The supervisory authority this week released its second half-year financial stability report for 2016, which includes a chapter capturing broad developments in the European occupational pension fund sector.
Much of the report is focused on the other part of EIOPA’s remit, the insurance and re-insurance sector.
It said the occupational pension fund market grew by 13.5% for the European Economic Area (EEA) in 2015 in terms of assets “owned” by the funds, and by 2.5% for the euro-zone; it did not state an absolute figure.
“This increase was partly caused by the drop in interest rates during 2015, which increased the market value of bond portfolios,” said EIOPA, noting that the UK and the Netherlands accounted for 83% of the European occupational pensions sector.
In most countries, the size of the occupational pension fund sector with respect to GDP – the penetration rate – grew in 2015 compared with 2014, according to the EIOPA report.
The ratio shrank in countries such as Ireland, the Netherlands and Finland.
EIOPA said the investment allocation for occupational pension funds – IORPs – had been “relatively stable” in the past three years.
Total exposure to bonds stood at 47% in 2015, and equities accounted for 28%.
Over a nine-year period, changes have been more substantial, however, according to EIOPA.
It said there had been a decline in equities from 46% to 28% based on data for 16 countries (accounting for 97% of assets in the EEA) for the period from 2007 to 2015.
“A possible explanation is the de-risking of investment portfolios in the UK,” it said.
It published its latest ‘Purple Book’ of DB scheme data this week, according to which private sector DB funds had an average fixed income allocation of 51.3% at the end of March.
EIOPA said cover ratios for European defined benefit (DB) schemes had decreased “and remain a big concern for a number of countries”, EIOPA said.
It put the average weighted cover ratio at 95% for 2015, down from 104%.
The number of IORPs in Europe fell further in 2015, decreasing by 3% versus 2014, while overall active membership increased by 7%.
EIOPA said the overall increase in active membership could be attributed “to a large extent to the (gradual) introduction of auto-enrolment in the UK”.

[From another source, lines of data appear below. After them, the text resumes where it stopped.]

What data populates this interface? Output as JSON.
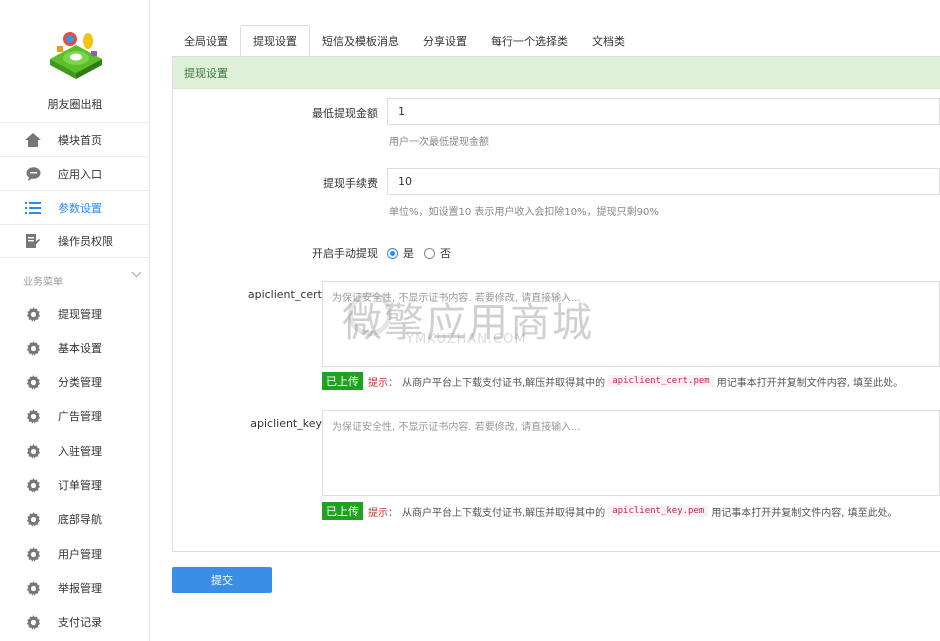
{
  "app": {
    "name": "朋友圈出租"
  },
  "nav": [
    {
      "label": "模块首页",
      "icon": "home-icon",
      "active": false
    },
    {
      "label": "应用入口",
      "icon": "chat-bubble-icon",
      "active": false
    },
    {
      "label": "参数设置",
      "icon": "list-settings-icon",
      "active": true
    },
    {
      "label": "操作员权限",
      "icon": "document-edit-icon",
      "active": false
    }
  ],
  "business_menu": {
    "title": "业务菜单",
    "items": [
      {
        "label": "提现管理",
        "icon": "gear-icon"
      },
      {
        "label": "基本设置",
        "icon": "gear-icon"
      },
      {
        "label": "分类管理",
        "icon": "gear-icon"
      },
      {
        "label": "广告管理",
        "icon": "gear-icon"
      },
      {
        "label": "入驻管理",
        "icon": "gear-icon"
      },
      {
        "label": "订单管理",
        "icon": "gear-icon"
      },
      {
        "label": "底部导航",
        "icon": "gear-icon"
      },
      {
        "label": "用户管理",
        "icon": "gear-icon"
      },
      {
        "label": "举报管理",
        "icon": "gear-icon"
      },
      {
        "label": "支付记录",
        "icon": "gear-icon"
      }
    ]
  },
  "tabs": [
    {
      "label": "全局设置",
      "active": false
    },
    {
      "label": "提现设置",
      "active": true
    },
    {
      "label": "短信及模板消息",
      "active": false
    },
    {
      "label": "分享设置",
      "active": false
    },
    {
      "label": "每行一个选择类",
      "active": false
    },
    {
      "label": "文档类",
      "active": false
    }
  ],
  "panel": {
    "title": "提现设置",
    "min_withdraw": {
      "label": "最低提现金额",
      "value": "1",
      "help": "用户一次最低提现金额"
    },
    "fee": {
      "label": "提现手续费",
      "value": "10",
      "help": "单位%，如设置10 表示用户收入会扣除10%，提现只剩90%"
    },
    "manual": {
      "label": "开启手动提现",
      "yes": "是",
      "no": "否",
      "selected": "yes"
    },
    "cert": {
      "label": "apiclient_cert",
      "placeholder": "为保证安全性, 不显示证书内容. 若要修改, 请直接输入...",
      "badge": "已上传",
      "hint_label": "提示：",
      "hint_pre": "从商户平台上下载支付证书,解压并取得其中的",
      "filename": "apiclient_cert.pem",
      "hint_post": "用记事本打开并复制文件内容, 填至此处。"
    },
    "key": {
      "label": "apiclient_key",
      "placeholder": "为保证安全性, 不显示证书内容. 若要修改, 请直接输入...",
      "badge": "已上传",
      "hint_label": "提示：",
      "hint_pre": "从商户平台上下载支付证书,解压并取得其中的",
      "filename": "apiclient_key.pem",
      "hint_post": "用记事本打开并复制文件内容, 填至此处。"
    }
  },
  "submit_label": "提交",
  "watermark": {
    "text": "微擎应用商城",
    "sub": "YMKUZHAN.COM"
  },
  "colors": {
    "accent": "#2e8ae6",
    "panel_head_bg": "#dff0d8",
    "badge_green": "#22a022",
    "hint_red": "#c9302c"
  }
}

The Dutch regulator has predicted that some 100 fewer pension funds will exist in the Netherlands by the end of next year due to consolidation.
The information in the pension fund overview is based on feedback provided by EIOPA members, with data for 2014 provided to EIOPA “with an approximate view of the financial position of IORPs during the covered period”.

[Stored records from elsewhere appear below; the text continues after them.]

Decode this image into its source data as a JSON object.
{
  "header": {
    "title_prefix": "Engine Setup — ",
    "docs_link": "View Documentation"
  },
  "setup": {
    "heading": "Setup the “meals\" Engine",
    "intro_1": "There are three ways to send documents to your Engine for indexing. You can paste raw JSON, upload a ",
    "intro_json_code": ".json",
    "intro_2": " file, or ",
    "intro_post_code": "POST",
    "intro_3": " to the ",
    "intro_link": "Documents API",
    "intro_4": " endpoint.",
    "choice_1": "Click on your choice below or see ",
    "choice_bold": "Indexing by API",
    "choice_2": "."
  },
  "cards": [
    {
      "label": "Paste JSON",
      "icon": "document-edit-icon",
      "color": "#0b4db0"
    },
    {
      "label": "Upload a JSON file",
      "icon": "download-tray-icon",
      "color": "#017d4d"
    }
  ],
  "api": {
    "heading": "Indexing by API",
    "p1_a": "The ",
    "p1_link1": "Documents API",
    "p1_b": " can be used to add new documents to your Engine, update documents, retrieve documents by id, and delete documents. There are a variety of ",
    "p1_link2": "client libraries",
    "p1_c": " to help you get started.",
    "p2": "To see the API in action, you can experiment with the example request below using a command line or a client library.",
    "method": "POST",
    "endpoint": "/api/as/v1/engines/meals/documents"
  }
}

The supervisory authority said several countries were in the process of collecting data and that, in some cases, 2014 figures were incomplete or based on estimates that may be subject to major revisions in the coming months.

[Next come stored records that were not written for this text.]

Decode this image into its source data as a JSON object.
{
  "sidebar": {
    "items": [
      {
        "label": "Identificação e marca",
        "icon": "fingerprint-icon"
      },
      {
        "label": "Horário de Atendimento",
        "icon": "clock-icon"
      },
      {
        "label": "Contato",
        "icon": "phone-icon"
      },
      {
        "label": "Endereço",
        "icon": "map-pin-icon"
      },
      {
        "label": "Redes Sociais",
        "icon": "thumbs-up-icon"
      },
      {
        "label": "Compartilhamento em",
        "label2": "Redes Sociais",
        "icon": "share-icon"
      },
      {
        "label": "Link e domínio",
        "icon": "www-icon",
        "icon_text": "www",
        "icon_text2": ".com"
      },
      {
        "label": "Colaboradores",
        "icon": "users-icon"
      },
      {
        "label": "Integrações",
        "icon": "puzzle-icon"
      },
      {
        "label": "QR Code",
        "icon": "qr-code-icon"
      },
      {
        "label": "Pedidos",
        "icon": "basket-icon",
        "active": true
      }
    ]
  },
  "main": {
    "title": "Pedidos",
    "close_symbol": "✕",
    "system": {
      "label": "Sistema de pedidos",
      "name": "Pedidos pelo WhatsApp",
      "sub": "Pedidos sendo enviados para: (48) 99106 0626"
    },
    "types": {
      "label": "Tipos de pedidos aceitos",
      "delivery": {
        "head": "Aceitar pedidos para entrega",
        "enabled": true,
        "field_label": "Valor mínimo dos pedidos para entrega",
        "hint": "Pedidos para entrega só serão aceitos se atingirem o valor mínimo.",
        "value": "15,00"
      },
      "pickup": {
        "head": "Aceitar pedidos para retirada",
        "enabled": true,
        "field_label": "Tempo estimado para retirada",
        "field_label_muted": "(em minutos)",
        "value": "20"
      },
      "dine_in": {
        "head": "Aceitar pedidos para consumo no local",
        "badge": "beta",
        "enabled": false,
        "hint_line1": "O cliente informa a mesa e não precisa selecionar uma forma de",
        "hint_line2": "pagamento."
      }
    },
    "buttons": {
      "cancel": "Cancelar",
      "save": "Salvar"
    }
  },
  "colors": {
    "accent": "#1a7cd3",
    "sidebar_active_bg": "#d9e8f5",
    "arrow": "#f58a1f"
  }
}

It noted that the main valuation method applied by each country varied due to differing accounting principles applied across the EU, and that data availability varied substantially, “which hampers a thorough analysis and comparison of the pension market developments between [EU] member states”.